START Input data

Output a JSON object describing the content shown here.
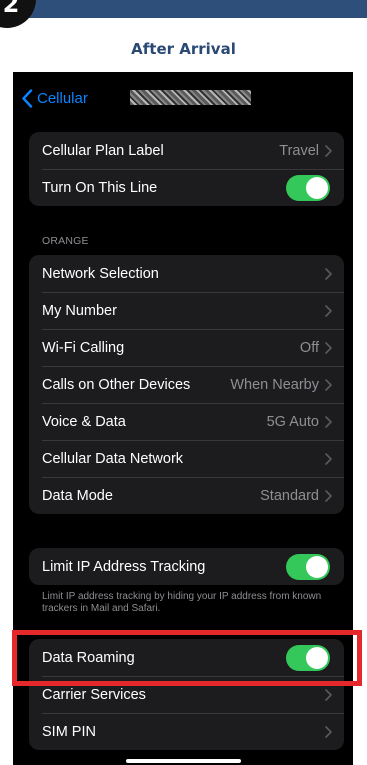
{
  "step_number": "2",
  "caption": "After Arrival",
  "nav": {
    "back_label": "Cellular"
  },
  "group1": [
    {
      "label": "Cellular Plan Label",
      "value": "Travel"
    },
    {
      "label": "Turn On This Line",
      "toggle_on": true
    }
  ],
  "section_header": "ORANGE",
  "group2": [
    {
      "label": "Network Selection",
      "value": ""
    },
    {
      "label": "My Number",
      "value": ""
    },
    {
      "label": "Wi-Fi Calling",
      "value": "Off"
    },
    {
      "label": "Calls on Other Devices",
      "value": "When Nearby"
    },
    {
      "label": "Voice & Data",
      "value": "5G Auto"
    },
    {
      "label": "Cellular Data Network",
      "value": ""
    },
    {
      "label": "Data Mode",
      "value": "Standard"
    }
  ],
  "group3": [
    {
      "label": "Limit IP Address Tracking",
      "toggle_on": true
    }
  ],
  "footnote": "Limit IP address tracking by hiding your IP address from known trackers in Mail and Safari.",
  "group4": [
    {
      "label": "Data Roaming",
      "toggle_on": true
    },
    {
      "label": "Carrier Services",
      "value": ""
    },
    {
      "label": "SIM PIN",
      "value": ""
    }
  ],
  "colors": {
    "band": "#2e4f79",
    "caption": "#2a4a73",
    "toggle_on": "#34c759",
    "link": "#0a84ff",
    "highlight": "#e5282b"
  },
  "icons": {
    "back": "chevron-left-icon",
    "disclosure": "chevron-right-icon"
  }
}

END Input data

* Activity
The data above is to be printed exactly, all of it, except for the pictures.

* Result of the task
Output a JSON object describing the content shown here.
{
  "step_number": "2",
  "caption": "After Arrival",
  "nav": {
    "back_label": "Cellular"
  },
  "group1": [
    {
      "label": "Cellular Plan Label",
      "value": "Travel"
    },
    {
      "label": "Turn On This Line",
      "toggle_on": true
    }
  ],
  "section_header": "ORANGE",
  "group2": [
    {
      "label": "Network Selection",
      "value": ""
    },
    {
      "label": "My Number",
      "value": ""
    },
    {
      "label": "Wi-Fi Calling",
      "value": "Off"
    },
    {
      "label": "Calls on Other Devices",
      "value": "When Nearby"
    },
    {
      "label": "Voice & Data",
      "value": "5G Auto"
    },
    {
      "label": "Cellular Data Network",
      "value": ""
    },
    {
      "label": "Data Mode",
      "value": "Standard"
    }
  ],
  "group3": [
    {
      "label": "Limit IP Address Tracking",
      "toggle_on": true
    }
  ],
  "footnote": "Limit IP address tracking by hiding your IP address from known trackers in Mail and Safari.",
  "group4": [
    {
      "label": "Data Roaming",
      "toggle_on": true
    },
    {
      "label": "Carrier Services",
      "value": ""
    },
    {
      "label": "SIM PIN",
      "value": ""
    }
  ],
  "colors": {
    "band": "#2e4f79",
    "caption": "#2a4a73",
    "toggle_on": "#34c759",
    "link": "#0a84ff",
    "highlight": "#e5282b"
  },
  "icons": {
    "back": "chevron-left-icon",
    "disclosure": "chevron-right-icon"
  }
}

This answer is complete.